BEGIN Extracted records

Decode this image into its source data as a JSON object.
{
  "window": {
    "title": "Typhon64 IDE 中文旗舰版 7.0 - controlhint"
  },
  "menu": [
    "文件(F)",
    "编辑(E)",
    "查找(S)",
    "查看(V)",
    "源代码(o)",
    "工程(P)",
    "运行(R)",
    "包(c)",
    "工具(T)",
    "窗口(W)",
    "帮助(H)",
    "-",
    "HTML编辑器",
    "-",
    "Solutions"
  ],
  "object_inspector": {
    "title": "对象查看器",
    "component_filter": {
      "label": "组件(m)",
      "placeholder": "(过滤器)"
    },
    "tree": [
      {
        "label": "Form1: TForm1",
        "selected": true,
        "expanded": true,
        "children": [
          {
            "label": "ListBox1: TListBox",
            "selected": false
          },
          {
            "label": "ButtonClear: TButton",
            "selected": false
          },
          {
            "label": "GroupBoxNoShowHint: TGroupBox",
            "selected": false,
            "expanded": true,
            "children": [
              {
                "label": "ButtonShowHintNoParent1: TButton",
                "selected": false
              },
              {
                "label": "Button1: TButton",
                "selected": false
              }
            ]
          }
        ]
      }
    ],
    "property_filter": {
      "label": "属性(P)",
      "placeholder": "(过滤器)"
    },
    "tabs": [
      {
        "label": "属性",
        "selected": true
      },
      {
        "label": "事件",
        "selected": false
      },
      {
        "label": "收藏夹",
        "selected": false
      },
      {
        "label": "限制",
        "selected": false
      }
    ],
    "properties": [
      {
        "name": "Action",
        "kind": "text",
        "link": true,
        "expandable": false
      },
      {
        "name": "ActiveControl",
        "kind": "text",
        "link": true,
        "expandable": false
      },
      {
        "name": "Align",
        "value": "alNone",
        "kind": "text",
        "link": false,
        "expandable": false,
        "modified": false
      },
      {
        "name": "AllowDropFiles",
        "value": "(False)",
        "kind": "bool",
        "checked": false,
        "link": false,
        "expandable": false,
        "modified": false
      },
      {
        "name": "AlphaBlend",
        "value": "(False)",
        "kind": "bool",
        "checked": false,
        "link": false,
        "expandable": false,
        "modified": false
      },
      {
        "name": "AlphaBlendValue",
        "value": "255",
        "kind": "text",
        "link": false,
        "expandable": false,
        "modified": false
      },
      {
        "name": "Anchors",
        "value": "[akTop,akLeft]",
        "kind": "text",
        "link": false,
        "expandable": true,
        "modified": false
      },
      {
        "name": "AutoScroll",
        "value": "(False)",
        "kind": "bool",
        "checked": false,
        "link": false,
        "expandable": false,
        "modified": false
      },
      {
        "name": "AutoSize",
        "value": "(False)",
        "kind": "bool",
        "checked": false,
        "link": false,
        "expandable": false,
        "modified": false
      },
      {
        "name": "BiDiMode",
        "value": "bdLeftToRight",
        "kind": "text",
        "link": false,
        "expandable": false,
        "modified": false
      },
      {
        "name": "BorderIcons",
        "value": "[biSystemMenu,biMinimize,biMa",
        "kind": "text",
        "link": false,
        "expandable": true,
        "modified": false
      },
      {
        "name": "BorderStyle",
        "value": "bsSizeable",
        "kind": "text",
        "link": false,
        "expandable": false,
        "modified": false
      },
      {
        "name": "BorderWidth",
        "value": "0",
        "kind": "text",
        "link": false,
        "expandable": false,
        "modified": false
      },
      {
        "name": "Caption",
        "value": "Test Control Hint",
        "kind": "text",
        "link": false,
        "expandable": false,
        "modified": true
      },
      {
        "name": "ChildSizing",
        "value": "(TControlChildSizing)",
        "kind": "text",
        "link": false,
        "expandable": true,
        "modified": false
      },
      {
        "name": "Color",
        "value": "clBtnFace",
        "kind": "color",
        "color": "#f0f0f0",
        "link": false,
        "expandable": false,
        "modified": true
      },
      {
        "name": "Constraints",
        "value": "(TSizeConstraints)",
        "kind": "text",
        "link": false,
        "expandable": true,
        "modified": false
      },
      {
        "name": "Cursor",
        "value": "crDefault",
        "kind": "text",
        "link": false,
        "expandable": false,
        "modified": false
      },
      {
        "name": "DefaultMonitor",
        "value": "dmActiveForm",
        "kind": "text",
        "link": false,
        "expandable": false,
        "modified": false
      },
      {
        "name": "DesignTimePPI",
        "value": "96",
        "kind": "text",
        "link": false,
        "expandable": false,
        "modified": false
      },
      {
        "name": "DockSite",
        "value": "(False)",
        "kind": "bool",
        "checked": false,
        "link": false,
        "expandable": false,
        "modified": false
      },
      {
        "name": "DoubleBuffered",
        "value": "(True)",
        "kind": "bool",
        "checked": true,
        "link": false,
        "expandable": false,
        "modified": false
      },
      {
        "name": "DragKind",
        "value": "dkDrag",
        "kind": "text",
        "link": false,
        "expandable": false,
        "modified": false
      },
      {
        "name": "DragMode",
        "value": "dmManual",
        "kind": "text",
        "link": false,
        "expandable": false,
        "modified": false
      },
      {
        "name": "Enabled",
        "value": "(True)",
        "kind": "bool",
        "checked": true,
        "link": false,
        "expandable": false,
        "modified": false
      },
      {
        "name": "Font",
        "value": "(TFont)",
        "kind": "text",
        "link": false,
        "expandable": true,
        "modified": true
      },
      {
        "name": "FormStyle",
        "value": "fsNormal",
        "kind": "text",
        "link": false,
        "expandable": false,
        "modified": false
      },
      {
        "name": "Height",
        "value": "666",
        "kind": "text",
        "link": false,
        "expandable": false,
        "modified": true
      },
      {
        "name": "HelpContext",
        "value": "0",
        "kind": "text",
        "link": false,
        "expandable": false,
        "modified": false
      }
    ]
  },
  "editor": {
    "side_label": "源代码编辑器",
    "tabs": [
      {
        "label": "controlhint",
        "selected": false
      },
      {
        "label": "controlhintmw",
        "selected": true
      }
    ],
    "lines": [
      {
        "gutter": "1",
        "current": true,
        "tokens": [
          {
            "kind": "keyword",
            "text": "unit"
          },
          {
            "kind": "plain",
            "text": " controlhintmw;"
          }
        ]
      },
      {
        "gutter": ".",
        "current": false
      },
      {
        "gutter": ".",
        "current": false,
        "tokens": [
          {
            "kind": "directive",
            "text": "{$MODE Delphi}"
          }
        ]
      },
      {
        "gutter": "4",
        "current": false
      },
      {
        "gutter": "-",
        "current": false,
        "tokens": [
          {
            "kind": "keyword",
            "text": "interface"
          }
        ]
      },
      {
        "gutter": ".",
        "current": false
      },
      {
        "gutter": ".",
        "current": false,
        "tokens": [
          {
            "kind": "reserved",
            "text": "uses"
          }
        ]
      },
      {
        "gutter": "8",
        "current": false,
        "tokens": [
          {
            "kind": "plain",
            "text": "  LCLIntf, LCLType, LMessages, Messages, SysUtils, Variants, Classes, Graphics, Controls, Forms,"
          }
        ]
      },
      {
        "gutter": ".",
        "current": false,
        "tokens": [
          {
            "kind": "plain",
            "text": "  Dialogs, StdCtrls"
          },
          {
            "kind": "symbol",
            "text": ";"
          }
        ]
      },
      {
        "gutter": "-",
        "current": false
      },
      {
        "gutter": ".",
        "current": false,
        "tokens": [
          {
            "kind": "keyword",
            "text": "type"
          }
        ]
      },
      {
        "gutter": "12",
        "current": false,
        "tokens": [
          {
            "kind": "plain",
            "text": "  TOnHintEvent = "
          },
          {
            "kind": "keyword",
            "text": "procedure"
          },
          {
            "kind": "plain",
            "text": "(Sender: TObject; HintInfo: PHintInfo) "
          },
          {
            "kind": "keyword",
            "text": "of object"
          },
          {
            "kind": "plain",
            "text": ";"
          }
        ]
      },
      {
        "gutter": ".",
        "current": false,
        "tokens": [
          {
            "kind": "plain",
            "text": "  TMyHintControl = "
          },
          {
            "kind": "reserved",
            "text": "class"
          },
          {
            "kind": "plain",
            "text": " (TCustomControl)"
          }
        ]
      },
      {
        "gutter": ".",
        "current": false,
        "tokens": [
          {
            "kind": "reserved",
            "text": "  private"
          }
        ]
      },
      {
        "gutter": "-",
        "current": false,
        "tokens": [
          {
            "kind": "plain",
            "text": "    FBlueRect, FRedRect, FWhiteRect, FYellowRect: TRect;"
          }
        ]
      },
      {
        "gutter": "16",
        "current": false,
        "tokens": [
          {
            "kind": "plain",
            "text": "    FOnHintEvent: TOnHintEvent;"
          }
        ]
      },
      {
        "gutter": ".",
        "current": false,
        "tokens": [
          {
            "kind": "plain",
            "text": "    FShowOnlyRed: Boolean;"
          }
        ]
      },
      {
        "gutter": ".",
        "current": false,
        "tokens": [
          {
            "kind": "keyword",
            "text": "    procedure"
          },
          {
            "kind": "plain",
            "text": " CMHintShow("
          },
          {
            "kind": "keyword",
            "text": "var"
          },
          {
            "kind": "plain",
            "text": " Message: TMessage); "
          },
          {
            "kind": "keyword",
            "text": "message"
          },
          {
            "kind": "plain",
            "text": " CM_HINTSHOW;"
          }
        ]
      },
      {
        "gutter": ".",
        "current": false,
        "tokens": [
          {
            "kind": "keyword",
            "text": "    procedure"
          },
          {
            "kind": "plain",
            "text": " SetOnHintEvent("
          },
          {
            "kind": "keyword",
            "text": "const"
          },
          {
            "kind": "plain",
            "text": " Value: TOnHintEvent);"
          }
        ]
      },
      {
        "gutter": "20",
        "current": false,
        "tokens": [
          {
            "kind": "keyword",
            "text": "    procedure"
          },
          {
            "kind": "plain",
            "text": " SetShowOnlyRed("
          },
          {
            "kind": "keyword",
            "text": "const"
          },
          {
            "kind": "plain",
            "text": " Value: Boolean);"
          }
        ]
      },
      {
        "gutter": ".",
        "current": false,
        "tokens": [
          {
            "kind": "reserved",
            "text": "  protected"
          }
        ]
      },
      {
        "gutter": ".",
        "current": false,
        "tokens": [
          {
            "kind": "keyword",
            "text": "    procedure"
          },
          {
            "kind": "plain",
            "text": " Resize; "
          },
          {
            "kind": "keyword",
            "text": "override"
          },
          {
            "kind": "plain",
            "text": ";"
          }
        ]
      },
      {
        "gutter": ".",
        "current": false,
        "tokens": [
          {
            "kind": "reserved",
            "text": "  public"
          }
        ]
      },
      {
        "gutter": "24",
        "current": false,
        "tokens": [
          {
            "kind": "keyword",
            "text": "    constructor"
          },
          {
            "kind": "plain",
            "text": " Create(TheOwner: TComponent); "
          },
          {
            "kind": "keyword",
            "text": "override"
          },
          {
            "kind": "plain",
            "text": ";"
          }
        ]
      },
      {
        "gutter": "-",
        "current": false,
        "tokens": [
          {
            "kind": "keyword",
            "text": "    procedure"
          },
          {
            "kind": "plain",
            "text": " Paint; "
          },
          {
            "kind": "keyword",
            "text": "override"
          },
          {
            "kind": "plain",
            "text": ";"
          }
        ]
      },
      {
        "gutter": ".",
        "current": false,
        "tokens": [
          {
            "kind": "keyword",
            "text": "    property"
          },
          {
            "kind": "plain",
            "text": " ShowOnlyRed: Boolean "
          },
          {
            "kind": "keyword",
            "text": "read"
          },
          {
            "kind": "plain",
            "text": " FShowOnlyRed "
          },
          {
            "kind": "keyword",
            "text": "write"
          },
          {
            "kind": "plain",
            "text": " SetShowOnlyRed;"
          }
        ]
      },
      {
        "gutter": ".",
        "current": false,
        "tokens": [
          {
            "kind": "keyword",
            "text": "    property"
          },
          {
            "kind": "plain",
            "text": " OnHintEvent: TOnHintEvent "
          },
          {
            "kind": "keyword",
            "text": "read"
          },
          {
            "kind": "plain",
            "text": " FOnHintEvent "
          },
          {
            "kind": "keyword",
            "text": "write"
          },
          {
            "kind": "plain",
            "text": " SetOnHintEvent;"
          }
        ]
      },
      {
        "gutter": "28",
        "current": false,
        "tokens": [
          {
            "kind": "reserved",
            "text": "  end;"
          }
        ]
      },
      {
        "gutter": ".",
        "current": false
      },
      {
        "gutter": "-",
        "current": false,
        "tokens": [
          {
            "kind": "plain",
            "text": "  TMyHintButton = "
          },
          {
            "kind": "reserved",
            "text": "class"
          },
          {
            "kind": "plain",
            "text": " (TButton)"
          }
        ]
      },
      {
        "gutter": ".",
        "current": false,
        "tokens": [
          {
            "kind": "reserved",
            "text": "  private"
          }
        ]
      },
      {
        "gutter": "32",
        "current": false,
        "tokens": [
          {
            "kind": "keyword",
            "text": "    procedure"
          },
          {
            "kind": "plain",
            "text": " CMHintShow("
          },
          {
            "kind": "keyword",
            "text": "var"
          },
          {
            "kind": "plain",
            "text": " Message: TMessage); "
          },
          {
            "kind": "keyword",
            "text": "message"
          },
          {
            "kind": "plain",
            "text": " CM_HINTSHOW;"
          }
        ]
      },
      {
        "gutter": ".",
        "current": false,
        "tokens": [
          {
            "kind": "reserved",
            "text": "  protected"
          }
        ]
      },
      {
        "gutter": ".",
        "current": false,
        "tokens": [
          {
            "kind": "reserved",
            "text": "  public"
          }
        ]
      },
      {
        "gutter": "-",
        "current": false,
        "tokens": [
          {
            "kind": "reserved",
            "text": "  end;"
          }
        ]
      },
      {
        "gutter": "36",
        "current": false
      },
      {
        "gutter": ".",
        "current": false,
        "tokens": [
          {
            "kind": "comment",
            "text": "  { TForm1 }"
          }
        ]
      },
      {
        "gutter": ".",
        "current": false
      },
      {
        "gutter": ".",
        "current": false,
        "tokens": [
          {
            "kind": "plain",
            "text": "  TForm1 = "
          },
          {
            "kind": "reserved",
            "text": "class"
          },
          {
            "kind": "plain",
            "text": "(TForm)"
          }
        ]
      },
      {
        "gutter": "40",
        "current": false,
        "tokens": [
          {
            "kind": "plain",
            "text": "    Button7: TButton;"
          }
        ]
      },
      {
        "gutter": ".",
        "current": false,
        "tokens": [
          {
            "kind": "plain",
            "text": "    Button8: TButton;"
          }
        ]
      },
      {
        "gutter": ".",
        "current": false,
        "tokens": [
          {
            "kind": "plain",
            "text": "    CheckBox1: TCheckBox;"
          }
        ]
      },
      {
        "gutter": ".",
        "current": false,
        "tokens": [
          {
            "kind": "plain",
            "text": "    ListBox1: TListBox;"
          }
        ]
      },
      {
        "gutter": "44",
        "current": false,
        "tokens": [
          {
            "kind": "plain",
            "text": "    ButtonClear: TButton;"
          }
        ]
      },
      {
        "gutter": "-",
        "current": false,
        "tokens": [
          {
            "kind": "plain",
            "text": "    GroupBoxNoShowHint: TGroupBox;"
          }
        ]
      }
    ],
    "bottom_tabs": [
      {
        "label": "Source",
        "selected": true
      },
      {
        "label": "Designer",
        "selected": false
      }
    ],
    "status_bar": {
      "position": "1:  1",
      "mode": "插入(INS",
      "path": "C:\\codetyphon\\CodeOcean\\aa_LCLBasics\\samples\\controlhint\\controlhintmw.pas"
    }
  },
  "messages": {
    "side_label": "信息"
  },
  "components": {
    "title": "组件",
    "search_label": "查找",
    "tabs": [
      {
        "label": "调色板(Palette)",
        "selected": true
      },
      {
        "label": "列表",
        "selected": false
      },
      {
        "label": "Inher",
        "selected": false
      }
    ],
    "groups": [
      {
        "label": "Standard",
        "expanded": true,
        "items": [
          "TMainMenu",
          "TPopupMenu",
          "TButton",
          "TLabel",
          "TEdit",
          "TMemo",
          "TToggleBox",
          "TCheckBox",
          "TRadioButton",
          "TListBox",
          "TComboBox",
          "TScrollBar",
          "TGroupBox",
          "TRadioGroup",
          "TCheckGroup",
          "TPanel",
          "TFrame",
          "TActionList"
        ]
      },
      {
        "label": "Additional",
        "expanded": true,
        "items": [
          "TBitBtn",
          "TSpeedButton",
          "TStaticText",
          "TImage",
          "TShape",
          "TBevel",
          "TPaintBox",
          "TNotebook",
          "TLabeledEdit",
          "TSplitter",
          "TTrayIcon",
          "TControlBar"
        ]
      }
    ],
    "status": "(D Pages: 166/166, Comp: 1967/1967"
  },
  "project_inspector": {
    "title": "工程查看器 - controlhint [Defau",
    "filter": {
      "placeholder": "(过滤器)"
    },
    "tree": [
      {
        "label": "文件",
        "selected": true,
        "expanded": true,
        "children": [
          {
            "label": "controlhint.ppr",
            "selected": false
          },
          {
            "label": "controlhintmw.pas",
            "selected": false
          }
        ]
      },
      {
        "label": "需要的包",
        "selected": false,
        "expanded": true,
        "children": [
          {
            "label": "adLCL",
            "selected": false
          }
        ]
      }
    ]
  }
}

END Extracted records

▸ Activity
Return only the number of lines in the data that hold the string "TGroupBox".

▸ Exercise output
3